With their tree selected, it was time to prepare for the trip to North Carolina. Most families make a tradition out of bailing their Christmas tree and strapping it to the top of their car - but when you're entering a tree into a national competition, it calls for more careful handling. Bailing a tree can bend branches and alter the natural shape of a tree. To prevent this, the Boteks built an 8-foot tall box around the tree and carefully strapped the box down in their truck bed.
"I wanted to get that tree from the field to the contest with as little handling as possible," he said. "I don't think anyone else went to the lengths that we did."
They arrived in North Carolina the next day. With just one day left until the competition, it was time to settle in and start eyeing up the competition.
There were just 15 trees in this year's contest but don't be fooled by this number, said Botek. These trees were some of the finest in the nation, chosen for their top-quality shape, foliage, and color.
"It's nerve-racking. You think you have a nice tree, until you get there and see the other great trees," he said.
More than 400 members of the national association gathered to cast their vote for the competition. Each member choose what they felt was the best tree in its division, which included Douglas Fir, true Fir, Spruce, Pine, and "other." The top tree in each category went on to be eligible for Grand Champion - and the right to place a tree in the White House.
By Friday morning, Botek and Shealer had learned of their first place wins in their separate divisions. Botek had earned first place in the Spruce category, while Shealer was awarded first for his Douglas Fir. The two local farmers would face off against each other in the final competition.
The final vote was conducted by local members of the community, not tree growers. About 25 people gathered to look over the trees and offer their vote.
"They want the public to have their say, to let us know what they want in a Christmas tree," noted Botek. "The consumers are what keeps our industry going."
In the end, the public declared Botek's Colorado Blue Spruce their favorite. His gamble to show an eye-catching blue tree had paid off.

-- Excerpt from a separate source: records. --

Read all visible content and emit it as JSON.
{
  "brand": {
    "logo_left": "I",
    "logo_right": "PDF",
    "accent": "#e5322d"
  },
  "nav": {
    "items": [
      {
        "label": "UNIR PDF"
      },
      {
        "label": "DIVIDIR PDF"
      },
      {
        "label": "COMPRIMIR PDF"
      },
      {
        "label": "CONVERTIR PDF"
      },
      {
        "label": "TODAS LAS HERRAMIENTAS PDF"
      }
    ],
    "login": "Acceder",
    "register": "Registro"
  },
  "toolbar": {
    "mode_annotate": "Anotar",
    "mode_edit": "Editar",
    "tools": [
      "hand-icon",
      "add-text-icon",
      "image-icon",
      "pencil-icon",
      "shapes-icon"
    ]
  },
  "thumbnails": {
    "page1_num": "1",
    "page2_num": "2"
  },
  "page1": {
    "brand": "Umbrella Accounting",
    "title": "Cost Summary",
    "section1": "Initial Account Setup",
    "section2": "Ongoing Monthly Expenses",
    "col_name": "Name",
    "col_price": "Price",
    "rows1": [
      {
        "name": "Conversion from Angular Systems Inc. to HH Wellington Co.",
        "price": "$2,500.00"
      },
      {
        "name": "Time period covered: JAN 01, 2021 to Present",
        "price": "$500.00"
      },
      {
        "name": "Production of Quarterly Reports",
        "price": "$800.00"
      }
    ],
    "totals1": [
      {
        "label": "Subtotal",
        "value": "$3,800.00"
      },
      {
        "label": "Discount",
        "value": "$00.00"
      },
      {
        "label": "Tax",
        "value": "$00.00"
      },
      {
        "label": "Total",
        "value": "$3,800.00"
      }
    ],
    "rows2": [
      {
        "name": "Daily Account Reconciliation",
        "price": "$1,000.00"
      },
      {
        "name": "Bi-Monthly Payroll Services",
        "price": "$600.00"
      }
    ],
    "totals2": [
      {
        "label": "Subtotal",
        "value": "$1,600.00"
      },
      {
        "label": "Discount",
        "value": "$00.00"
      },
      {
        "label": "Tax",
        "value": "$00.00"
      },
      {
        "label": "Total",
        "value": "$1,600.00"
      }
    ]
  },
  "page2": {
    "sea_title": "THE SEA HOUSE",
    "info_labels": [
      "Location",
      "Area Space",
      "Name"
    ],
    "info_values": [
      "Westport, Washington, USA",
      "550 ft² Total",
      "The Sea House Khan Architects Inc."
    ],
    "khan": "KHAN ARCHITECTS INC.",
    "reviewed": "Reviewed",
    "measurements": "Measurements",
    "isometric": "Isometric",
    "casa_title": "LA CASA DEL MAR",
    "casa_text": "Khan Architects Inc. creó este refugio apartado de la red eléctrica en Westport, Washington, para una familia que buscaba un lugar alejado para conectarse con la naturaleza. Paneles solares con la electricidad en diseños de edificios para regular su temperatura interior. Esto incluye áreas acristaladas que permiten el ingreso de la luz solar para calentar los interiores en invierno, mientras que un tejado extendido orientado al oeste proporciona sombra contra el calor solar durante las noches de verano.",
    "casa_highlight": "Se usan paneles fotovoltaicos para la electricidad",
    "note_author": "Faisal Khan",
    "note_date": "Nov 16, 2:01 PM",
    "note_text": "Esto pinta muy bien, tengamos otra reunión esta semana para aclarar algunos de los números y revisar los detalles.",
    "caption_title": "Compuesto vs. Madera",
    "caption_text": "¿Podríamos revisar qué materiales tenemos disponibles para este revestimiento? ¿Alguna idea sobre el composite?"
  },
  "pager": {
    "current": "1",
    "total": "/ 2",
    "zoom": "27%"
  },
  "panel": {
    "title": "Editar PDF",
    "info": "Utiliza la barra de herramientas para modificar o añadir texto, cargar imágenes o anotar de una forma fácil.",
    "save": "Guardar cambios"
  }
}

Crystal Spring Tree Farm is the sixth farm to earn "Grand Champion" a second time in the National Christmas Tree Association contest's 44-year history, and the first to win twice in Pennsylvania. Because Crystal Spring has presented a tree to the White House before, they have a good idea of what to expect. Several high-ranking officials, including the White House's head of grounds and the head of the National Parks, will likely visit the farm in early October to choose the tree that will grace the Blue Room this year.
The honor also comes with other recognition - such as being part of the HGTV annual "White House Christmas" program on national television. Botek was also featured on "The Martha Stewart Show" as a tree expert in 2006.
But perhaps the most exciting part of their journey this fall will be the presentation of the tree in Washington. As is tradition, the tree will be placed into a horse-drawn cart. Young children who are visiting are encouraged to ride with the tree as it is pulled up to the White House, where the Botek family will officially present the tree to First Lady Michelle Obama.
Several days later, the family will likely be invited back to see the decorated tree. The Blue Room tree is traditionally 18-feet tall, so that it stretches to the very top of the ceiling. Volunteers remove the Blue Room chandelier and wire the tree's lights directly into the ceiling, and spend hours decking the tree in fine decorations.
"The last time we saw the tree get decorated, and it was unbelievable. It was like watching Santa's workshop. You don't see anything like this on the TV presentation," said Botek.
Until that time, expect the workers at Crystal Spring to be moving at full speed. The farm is quickly reaching its busiest time of year as they prepare for the upcoming holiday season - and trips to and from Washington will occur around the time that their farm opens to the public.
"It's going to be real busy around the farm this fall," said Botek. "We're going to be unbelievably busy, but it is 100 percent worth it. This is the epitome of anything we could do in our business. This is the best tree in the country."